Although 1830s and 1840s were a time of growth and great industrial development in France and where socialism was rapidly spreading, this is also the era where revolutions took place. Although not much in France, revolutions were far more rampant in Britain, where workers sought reform within the system.
These revolutions and reform movement provided more political and social power to bourgeoisie. It was also during this era that Romanticism arose as a reaction to an excessive rationalism of the Enlightenment. This was the consequence of the French revolution’s rejection of the aristocratic social and political norms.
Romanticism transformed the society’s poetry, drama, painting, sculpture as well as ballet. All these were deeply connected with the social and political condition during this time. Arts and literature echo the fears, hopes and aspirations of the people.
The same is true with the themes reflected in the ballets created at this time. The themes dealt with issues of good versus evil, man versus nature and society versus supernatural. An example of this is ballerina Marie Taglioni in the ballet La Sylphide, a supernatural creature of the winds and woods. A mortal man wants her to become a real woman by employing a magic scarf but on the process, only made her loose her wings and strength. It is a story of an impossible love between human and those in the spiritual realm (Bedinghaus n.p.). Another popular piece is Giselle. It told a story of a peasant girl who wants to protect the one she loves from a group of evil spirits.
Romantic ballet is also known for its advancement in stage lighting. Stage lighting was no longer by candlelight. Instead what was used during this era was gas lighting. Employing this would allow some creative effects on the stage by allowing dim lights for certain parts of the performance and highlighting some parts like the appearance of supernatural beings. They used gaslights to also make it look like the moon which is linked to supernatural beings as used in fairytale stories.
In addition, the combination of romantic tutu and the pointe shoe, wires were being used by directors to make it seem like ballerinas were flying in the air. And when it comes to the development of the technique of dancing on points, it increased the importance of the dancers or ballerinas. Although it was still very basic, there was that effect of lightness and gentleness as if the performer is floating above the stage.
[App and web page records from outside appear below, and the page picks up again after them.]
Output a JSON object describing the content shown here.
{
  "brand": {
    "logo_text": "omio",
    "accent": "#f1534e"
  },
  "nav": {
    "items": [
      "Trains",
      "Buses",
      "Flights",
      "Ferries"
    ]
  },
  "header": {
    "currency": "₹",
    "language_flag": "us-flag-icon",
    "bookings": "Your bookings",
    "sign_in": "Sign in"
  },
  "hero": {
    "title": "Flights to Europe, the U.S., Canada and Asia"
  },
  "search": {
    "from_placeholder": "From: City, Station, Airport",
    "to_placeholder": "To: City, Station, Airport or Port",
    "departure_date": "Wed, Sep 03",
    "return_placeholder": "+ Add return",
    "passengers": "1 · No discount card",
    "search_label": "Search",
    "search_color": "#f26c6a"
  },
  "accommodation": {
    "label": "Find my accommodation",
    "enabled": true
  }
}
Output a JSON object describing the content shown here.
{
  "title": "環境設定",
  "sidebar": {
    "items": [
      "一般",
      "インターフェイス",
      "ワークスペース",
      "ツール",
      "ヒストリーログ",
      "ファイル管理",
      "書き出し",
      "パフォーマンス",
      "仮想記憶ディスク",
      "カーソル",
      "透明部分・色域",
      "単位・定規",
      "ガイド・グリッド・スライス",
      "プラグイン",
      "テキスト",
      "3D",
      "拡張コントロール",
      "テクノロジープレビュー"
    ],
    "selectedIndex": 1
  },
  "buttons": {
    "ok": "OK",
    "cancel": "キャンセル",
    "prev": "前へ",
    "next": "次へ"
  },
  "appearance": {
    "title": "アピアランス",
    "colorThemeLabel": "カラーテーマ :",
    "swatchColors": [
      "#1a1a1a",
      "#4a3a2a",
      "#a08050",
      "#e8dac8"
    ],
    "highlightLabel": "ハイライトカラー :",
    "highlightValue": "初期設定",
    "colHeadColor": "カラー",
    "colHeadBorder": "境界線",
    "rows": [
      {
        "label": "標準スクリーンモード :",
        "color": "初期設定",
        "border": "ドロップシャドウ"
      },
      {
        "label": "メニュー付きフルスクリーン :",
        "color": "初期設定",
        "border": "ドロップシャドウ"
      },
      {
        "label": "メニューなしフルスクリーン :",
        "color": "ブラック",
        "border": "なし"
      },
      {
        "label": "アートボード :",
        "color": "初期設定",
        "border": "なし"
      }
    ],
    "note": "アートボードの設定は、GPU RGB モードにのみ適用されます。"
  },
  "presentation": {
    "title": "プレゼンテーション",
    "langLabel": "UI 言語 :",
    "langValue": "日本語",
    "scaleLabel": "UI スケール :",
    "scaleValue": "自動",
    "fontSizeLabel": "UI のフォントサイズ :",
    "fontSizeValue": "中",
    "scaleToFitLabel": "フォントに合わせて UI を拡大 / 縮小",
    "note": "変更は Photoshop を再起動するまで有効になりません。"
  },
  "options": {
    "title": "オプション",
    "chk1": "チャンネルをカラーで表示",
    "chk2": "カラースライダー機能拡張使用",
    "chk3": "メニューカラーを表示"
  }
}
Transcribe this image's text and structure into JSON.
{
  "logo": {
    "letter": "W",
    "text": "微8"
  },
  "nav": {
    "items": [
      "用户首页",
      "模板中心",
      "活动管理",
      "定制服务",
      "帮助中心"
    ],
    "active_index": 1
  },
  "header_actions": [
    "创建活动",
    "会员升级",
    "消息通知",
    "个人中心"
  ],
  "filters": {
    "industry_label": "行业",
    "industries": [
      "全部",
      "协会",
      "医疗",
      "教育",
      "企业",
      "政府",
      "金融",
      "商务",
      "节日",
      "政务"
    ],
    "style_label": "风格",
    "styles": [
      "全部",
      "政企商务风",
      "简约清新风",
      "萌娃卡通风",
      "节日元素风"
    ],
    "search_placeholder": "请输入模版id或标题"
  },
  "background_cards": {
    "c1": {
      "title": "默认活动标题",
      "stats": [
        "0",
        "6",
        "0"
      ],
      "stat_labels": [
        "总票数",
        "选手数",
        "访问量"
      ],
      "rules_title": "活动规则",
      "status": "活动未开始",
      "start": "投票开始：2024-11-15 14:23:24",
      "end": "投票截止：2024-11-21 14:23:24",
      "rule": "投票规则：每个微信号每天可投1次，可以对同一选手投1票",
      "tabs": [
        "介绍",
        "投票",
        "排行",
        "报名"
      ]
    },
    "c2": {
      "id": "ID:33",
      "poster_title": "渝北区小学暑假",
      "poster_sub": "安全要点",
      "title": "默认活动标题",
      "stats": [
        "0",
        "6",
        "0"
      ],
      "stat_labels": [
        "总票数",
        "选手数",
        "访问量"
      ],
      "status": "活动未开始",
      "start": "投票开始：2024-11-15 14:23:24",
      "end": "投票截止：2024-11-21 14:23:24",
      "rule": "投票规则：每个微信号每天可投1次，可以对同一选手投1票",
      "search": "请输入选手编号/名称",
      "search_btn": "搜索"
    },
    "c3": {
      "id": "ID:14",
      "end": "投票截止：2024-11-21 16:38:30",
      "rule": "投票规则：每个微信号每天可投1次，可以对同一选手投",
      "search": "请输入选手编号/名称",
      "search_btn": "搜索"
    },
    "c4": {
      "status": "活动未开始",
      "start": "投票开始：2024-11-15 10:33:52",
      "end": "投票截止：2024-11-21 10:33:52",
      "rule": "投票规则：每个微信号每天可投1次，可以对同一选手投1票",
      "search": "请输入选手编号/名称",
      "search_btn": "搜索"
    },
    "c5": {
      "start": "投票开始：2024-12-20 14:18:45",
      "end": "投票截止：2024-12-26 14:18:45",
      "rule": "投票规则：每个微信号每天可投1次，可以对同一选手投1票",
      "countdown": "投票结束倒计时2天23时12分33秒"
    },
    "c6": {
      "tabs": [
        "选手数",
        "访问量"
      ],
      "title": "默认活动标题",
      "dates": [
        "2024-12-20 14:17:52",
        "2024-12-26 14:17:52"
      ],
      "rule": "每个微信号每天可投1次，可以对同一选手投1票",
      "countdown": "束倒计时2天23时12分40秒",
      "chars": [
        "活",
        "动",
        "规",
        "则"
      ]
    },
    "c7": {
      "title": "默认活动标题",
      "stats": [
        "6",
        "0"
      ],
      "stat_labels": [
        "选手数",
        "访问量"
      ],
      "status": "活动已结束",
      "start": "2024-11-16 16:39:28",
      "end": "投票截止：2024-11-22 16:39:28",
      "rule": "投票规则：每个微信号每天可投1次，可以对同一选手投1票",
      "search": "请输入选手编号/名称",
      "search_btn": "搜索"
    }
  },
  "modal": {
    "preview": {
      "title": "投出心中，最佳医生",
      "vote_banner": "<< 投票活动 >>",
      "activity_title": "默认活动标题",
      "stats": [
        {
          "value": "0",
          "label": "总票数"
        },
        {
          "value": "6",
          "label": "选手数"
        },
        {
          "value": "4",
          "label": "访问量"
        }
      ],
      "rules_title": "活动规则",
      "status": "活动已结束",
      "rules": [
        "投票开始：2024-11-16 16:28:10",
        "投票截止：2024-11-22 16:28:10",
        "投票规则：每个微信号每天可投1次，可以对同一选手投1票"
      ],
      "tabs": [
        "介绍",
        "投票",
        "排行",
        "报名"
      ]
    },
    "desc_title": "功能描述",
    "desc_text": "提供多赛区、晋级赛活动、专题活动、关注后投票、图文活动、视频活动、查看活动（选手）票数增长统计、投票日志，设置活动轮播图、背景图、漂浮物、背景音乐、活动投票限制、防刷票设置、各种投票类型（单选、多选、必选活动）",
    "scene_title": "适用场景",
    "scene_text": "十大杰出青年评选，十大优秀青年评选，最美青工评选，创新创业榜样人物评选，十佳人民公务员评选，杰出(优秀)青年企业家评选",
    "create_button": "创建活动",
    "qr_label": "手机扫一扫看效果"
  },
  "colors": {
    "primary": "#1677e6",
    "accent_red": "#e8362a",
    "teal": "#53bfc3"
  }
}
Since nineteenth century was marked as an era of Romanticism – an artistic and intellectual movement, it would not be hard to understand and interconnect how the different art forms inform and influence each other. The works of literature, painting, architecture, sculpture, music, dance and ballet stressed strong emotion, imagination, freedom, rebellion against social conventions and many more. Their themes are common which would include: deepened appreciation of the beauties of nature, emphasis on imagination, obsessive interest in folk culture, a turning in upon the self and an examination of human personalities and potentialities (Brians n.p.).
What is noteworthy is the fact that Romanticism and the elements that it contributed to make it phenomenon are still existing within society and is the very reason why the ballets produced during this period still has a great influence today and have become classical norms.
Work Cited Page
Bedinghaus, T. (tarih yok). Famous Ballets. July 08, 2015 About: http://dance.about.com/od/reviewsandrecommendation1/a/La_Sylphide.htm
Brians, P. (2004, October 01). Romanticism. July 08, 2015 Washington State University: http://public.wsu.edu/~brians/hum_303/romanticism.html
Simpson, C. (tarih yok). Dance 100: Ballet. July 08, 2015 Emilyboss.Weebly: http://emilyboss.weebly.com/romantic-ballet.html